Find the string "true" in the records and copy each line where it occurs.

(Data)

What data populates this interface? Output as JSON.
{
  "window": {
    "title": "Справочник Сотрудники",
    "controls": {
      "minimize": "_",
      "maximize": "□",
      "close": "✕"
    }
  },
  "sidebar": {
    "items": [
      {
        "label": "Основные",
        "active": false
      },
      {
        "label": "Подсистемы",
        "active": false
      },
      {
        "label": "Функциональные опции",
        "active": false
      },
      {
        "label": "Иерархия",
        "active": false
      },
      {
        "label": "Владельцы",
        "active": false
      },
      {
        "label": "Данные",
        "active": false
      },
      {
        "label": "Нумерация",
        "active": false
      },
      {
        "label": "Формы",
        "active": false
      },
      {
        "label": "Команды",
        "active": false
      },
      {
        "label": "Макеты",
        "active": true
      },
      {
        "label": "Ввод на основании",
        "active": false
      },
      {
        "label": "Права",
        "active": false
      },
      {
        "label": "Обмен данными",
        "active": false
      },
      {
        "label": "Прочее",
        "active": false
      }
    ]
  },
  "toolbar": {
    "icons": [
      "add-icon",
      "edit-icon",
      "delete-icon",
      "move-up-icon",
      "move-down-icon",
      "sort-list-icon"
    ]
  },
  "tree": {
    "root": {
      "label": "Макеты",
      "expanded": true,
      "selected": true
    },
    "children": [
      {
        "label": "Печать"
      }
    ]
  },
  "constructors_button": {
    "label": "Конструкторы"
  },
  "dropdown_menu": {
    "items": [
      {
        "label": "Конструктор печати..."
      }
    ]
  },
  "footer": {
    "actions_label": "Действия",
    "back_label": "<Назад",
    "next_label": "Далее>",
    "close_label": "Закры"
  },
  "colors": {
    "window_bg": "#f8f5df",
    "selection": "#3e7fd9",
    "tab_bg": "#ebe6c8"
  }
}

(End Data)

_The answer_
        "active": true
      "expanded": true,
      "selected": true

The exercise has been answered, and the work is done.